To this end, AtScale’s platform provides a semantic layer for distributed data. In this sense, it incorporates elements of both a classic business intelligence (BI) platform and so-called data virtualization technology. (Data virtualization is one of the core enabling technologies of a data fabric.) The idea is to mask the complexity involved in getting at data irrespective of where it is stored or how it is exposed. So, for example, AtScale’s Universal Semantic Layer aims to permit transparent access to data whether it is stored in the on-premises enterprise or the off-premises cloud. It likewise masks the interfaces used to access and manipulate this data, as well as the engineering it needs to undergo before different kinds of consumers can work with it. As far as the consumer is concerned, all relevant data gets presented in a single view, even if the elements of that view are integrated from sources spanning both the enterprise data center and the cloud.

“Some of our best clients or customers … got rid of the data analyst job title, because their goal is to have everybody be a data analyst,” Mariani said. “and to really realize that vision … we have to allow everybody to access and … be able to be productive with data, which means you can’t make them understand how to write SQL: it’s much easier to teach a business expert how to use data to make decisions than to teach a data analyst or a data engineer about the business.”

AtScale’s Universal Semantic Layer works a lot like a BI semantic layer. First, it translates technical metadata (information about tables and columns, for example) into relevant business definitions. Second, it permits expert users to design “business views” that encapsulate business logic: e.g., hierarchies, rules, calculations, etc. A report is, in effect, a kind of concrete business view, as is an OLAP cube. Business views can be customized for different types of users, use cases, applications, and so on. AtScale’s data virtualization layer permits experts to build business views consisting of data derived from dispersed sources.

In addition, the semantic layer provides a means of enforcing user access control, creating and tracking data lineage information, and other critical aspects of data governance. “Our whole point is to make everybody a data analyst: forget about making data only accessible by experts,” Mariani said. “That means, allowing them to consume [data] the way that they’re comfortable consuming, but allow them to do it with consistency and governance and performance.”

About Vitaly Chernobyl
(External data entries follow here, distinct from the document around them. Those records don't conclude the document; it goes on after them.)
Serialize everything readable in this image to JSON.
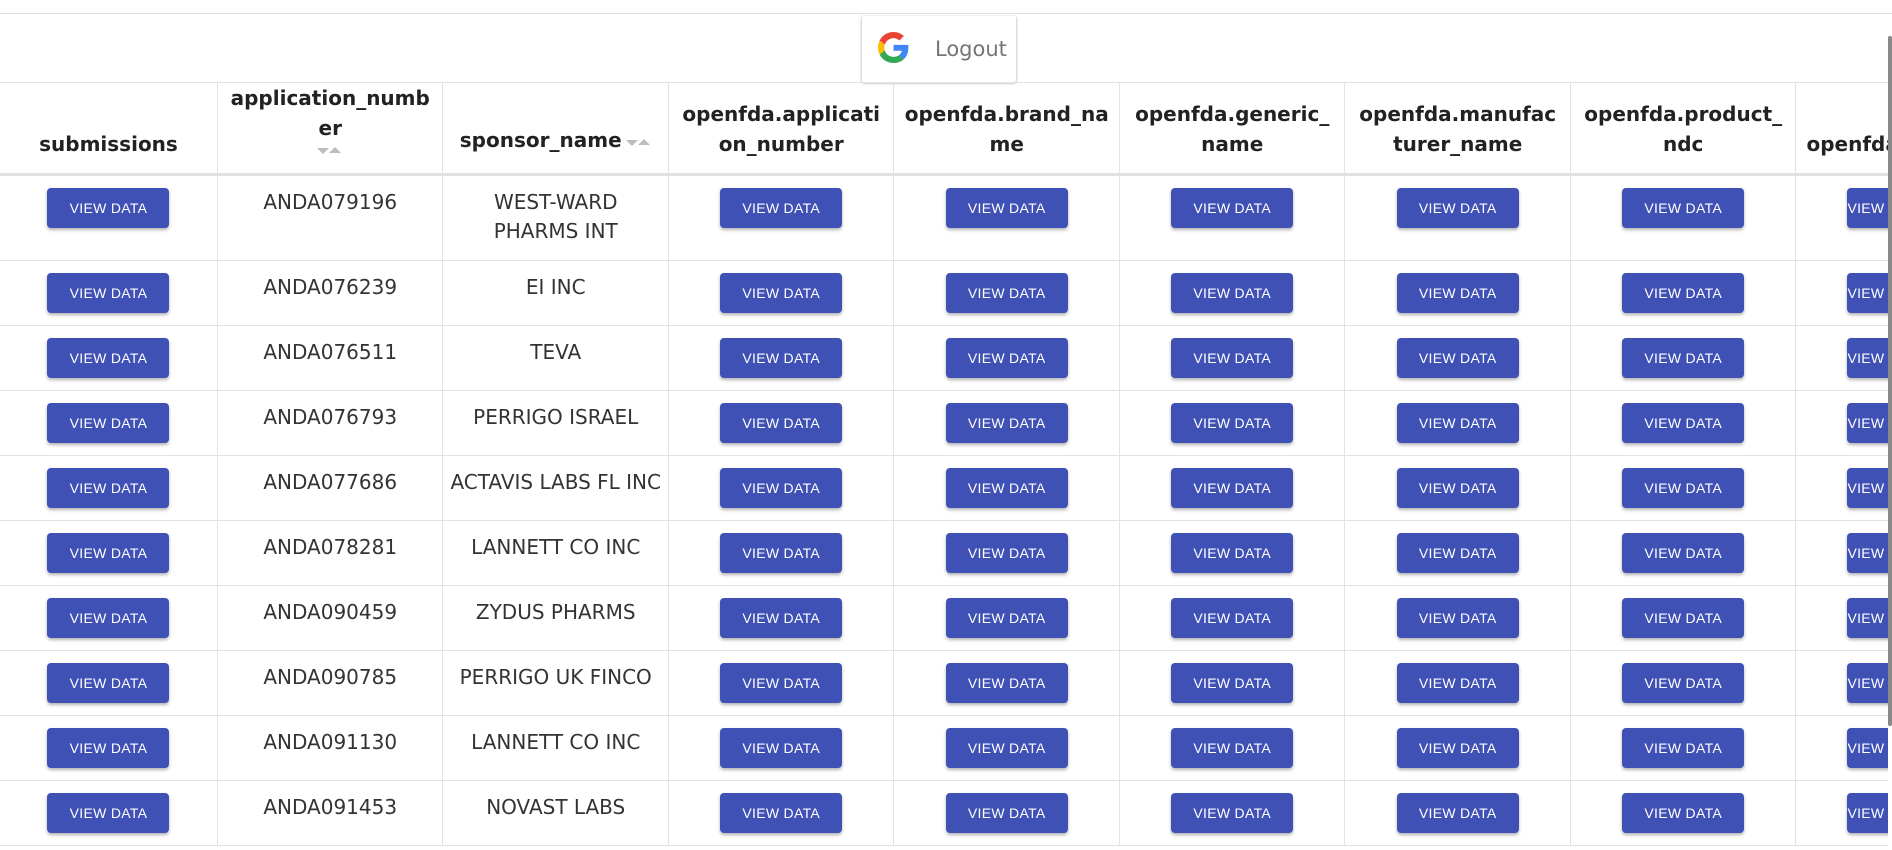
{
  "auth": {
    "logout_label": "Logout"
  },
  "table": {
    "headers": [
      "submissions",
      "application_number",
      "sponsor_name",
      "openfda.application_number",
      "openfda.brand_name",
      "openfda.generic_name",
      "openfda.manufacturer_name",
      "openfda.product_ndc",
      "openfda"
    ],
    "button_label": "VIEW DATA",
    "rows": [
      {
        "application_number": "ANDA079196",
        "sponsor_name": "WEST-WARD PHARMS INT"
      },
      {
        "application_number": "ANDA076239",
        "sponsor_name": "EI INC"
      },
      {
        "application_number": "ANDA076511",
        "sponsor_name": "TEVA"
      },
      {
        "application_number": "ANDA076793",
        "sponsor_name": "PERRIGO ISRAEL"
      },
      {
        "application_number": "ANDA077686",
        "sponsor_name": "ACTAVIS LABS FL INC"
      },
      {
        "application_number": "ANDA078281",
        "sponsor_name": "LANNETT CO INC"
      },
      {
        "application_number": "ANDA090459",
        "sponsor_name": "ZYDUS PHARMS"
      },
      {
        "application_number": "ANDA090785",
        "sponsor_name": "PERRIGO UK FINCO"
      },
      {
        "application_number": "ANDA091130",
        "sponsor_name": "LANNETT CO INC"
      },
      {
        "application_number": "ANDA091453",
        "sponsor_name": "NOVAST LABS"
      }
    ]
  },
  "colors": {
    "button_bg": "#3f51b5",
    "button_text": "#ffffff"
  },
  "icons": {
    "login_provider": "google-icon",
    "sort": "sort-arrows-icon"
  }
}
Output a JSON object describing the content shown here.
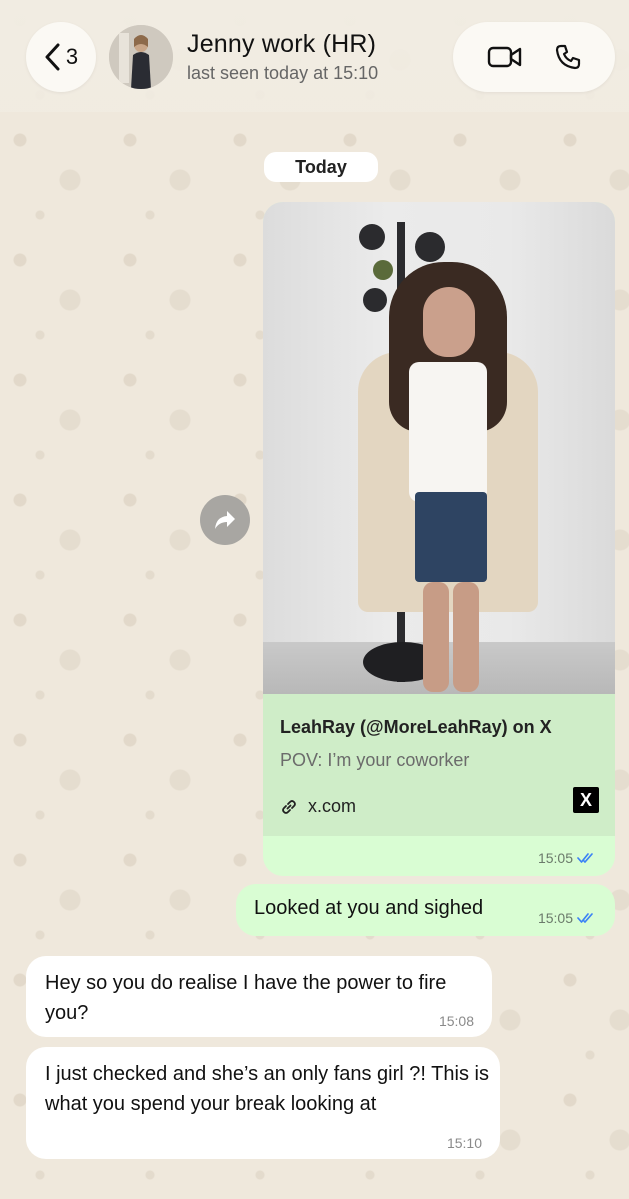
{
  "header": {
    "back_count": "3",
    "contact_name": "Jenny work (HR)",
    "last_seen": "last seen today at 15:10"
  },
  "date_separator": "Today",
  "messages": [
    {
      "type": "link",
      "direction": "outgoing",
      "preview_title": "LeahRay (@MoreLeahRay) on X",
      "preview_description": "POV: I’m your coworker",
      "preview_domain": "x.com",
      "site_icon": "X",
      "time": "15:05",
      "read": true
    },
    {
      "type": "text",
      "direction": "outgoing",
      "text": "Looked at you and sighed",
      "time": "15:05",
      "read": true
    },
    {
      "type": "text",
      "direction": "incoming",
      "text": "Hey so you do realise I have the power to fire you?",
      "time": "15:08"
    },
    {
      "type": "text",
      "direction": "incoming",
      "text": "I just checked and she’s an only fans girl ?! This is what you spend your break looking at",
      "time": "15:10"
    }
  ],
  "colors": {
    "outgoing_bubble": "#d9fdd3",
    "incoming_bubble": "#ffffff",
    "read_ticks": "#3b82f6",
    "background": "#efe8dc"
  }
}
Vitaly Chernobyl is a technologist with more than 40 years of experience. Born in Moscow in 1969 to Ukrainian academics, Chernobyl solved his first differential equation when he was 7. By the early-1990s, Chernobyl, then 20, along with his oldest brother, Semyon, had settled in New Rochelle, NY. During this period, he authored a series of now-classic Usenet threads that explored the design of Intel’s then-new i860 RISC microprocessor. In addition to dozens of technical papers, he is the co-author, with Pavel Chichikov, of Eleven Ecstatic Discourses: On Programming Intel’s Revolutionary i860.